Scan the data below for the string "share". Show every line where it turns up.

=-=-=-=-=

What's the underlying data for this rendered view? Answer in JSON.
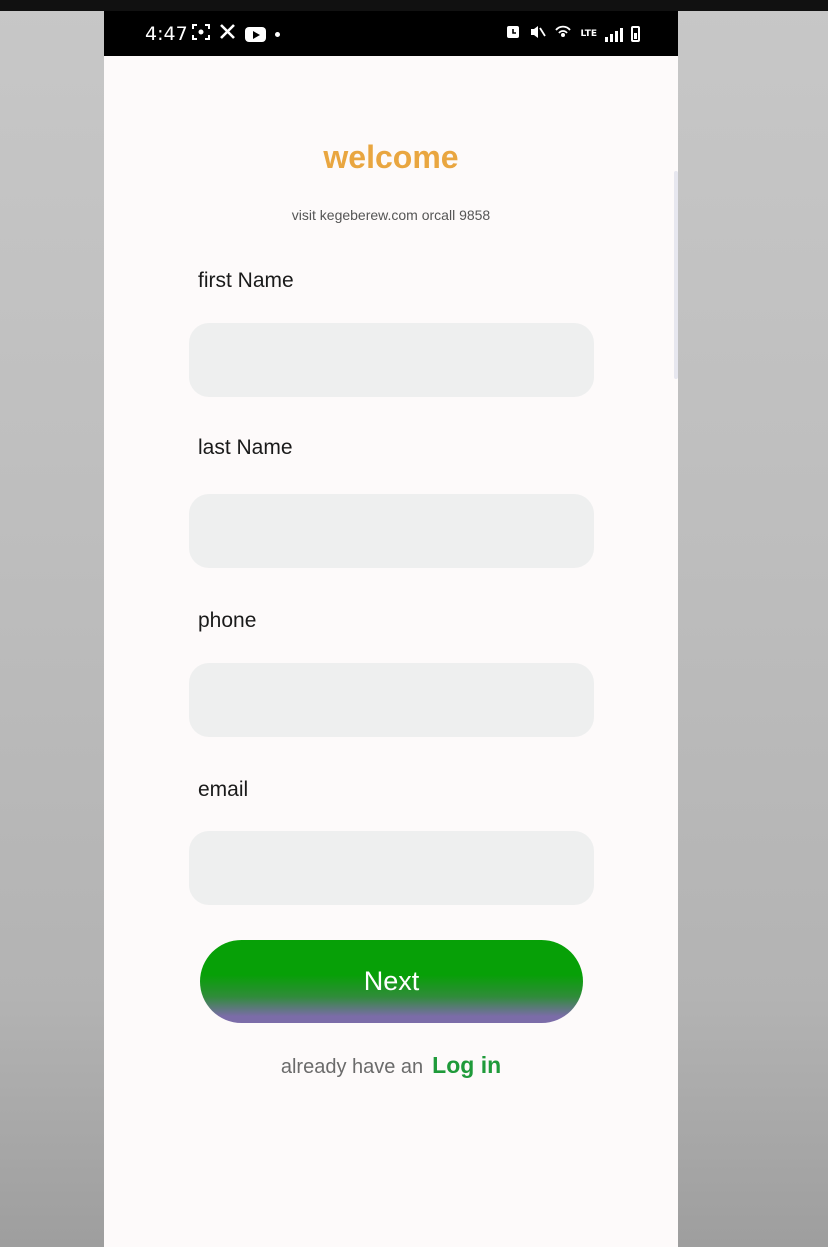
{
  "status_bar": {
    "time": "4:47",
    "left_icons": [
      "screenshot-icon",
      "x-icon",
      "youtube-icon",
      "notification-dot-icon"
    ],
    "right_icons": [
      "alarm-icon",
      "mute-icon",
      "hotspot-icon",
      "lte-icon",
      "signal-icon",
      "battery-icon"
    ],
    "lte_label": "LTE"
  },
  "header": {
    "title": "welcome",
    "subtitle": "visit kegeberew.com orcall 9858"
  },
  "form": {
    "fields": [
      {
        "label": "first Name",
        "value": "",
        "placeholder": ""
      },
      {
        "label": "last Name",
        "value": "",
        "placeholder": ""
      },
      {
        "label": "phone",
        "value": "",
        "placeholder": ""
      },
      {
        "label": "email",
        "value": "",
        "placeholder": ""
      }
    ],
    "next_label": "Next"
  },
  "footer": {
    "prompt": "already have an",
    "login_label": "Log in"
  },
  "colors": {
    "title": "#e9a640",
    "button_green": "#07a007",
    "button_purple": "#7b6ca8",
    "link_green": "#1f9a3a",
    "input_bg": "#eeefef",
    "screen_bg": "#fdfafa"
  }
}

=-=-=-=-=

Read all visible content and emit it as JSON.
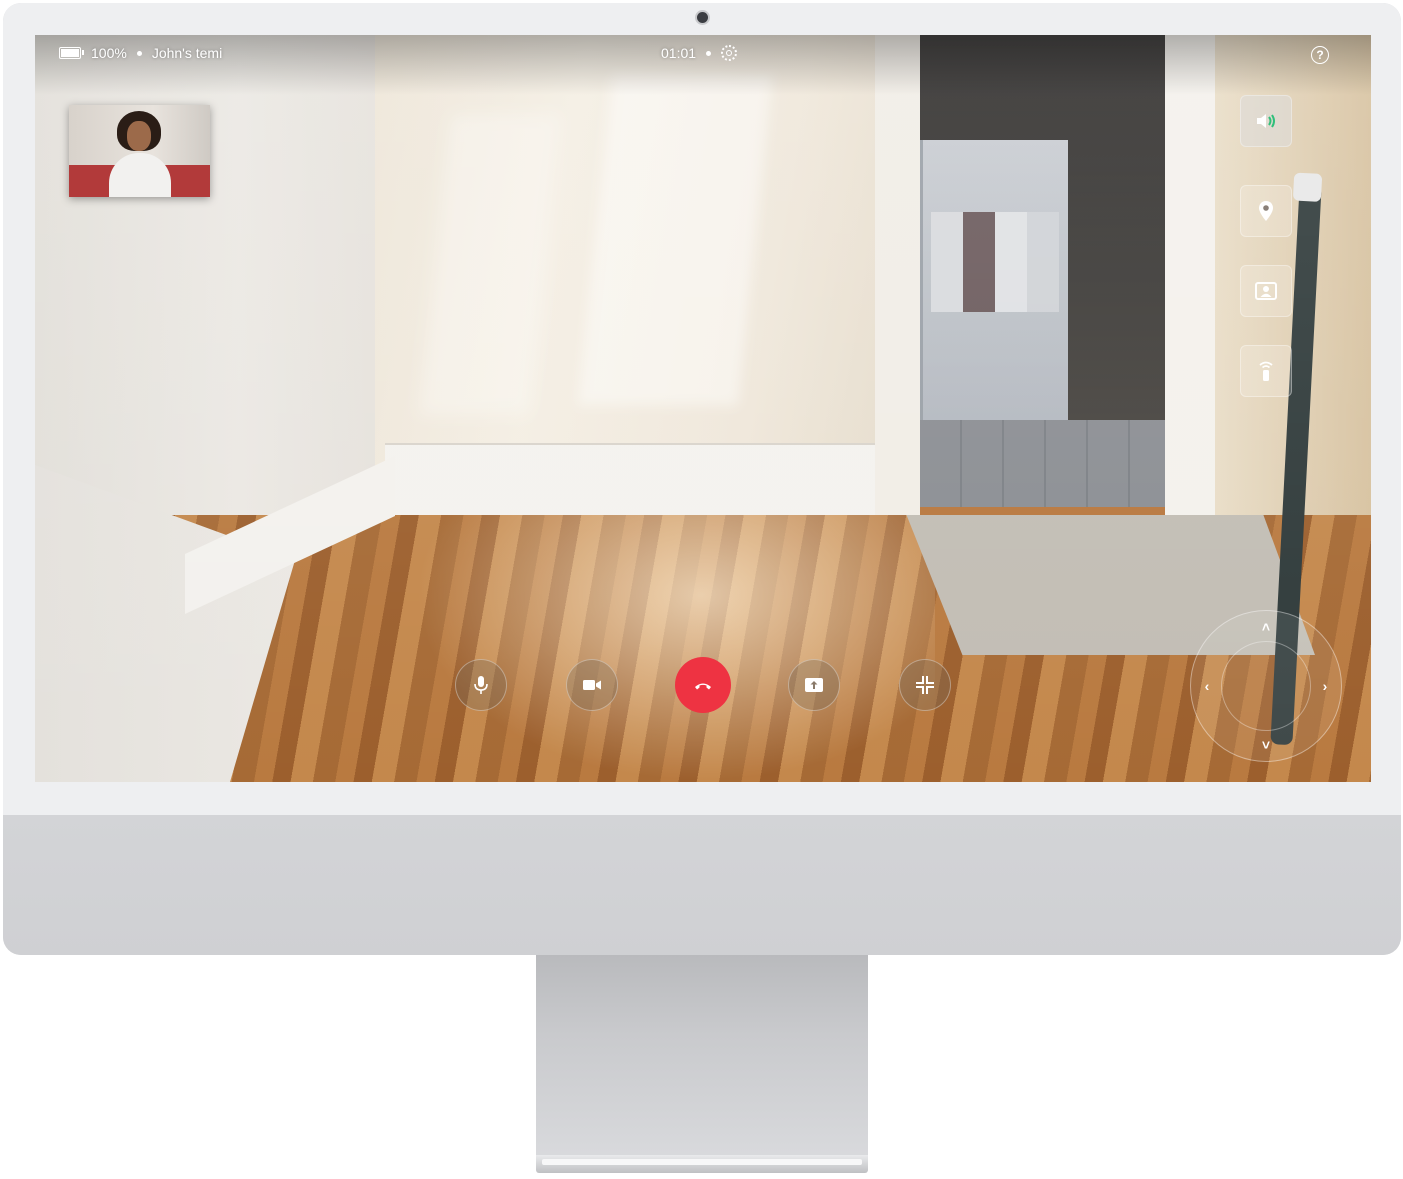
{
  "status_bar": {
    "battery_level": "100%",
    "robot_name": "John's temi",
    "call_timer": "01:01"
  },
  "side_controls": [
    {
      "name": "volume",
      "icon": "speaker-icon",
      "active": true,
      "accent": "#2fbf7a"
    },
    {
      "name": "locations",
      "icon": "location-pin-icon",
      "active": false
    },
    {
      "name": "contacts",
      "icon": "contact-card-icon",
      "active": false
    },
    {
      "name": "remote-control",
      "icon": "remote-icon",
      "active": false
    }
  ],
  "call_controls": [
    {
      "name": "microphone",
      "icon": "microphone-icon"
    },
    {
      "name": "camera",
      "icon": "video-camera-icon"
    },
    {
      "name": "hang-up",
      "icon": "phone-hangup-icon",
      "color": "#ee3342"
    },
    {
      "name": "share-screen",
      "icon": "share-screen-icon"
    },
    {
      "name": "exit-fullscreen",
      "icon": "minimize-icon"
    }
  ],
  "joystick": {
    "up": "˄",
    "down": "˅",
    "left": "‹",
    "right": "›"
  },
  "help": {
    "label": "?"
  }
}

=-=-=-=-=

**Expected answer:**
      "name": "share-screen",
      "icon": "share-screen-icon"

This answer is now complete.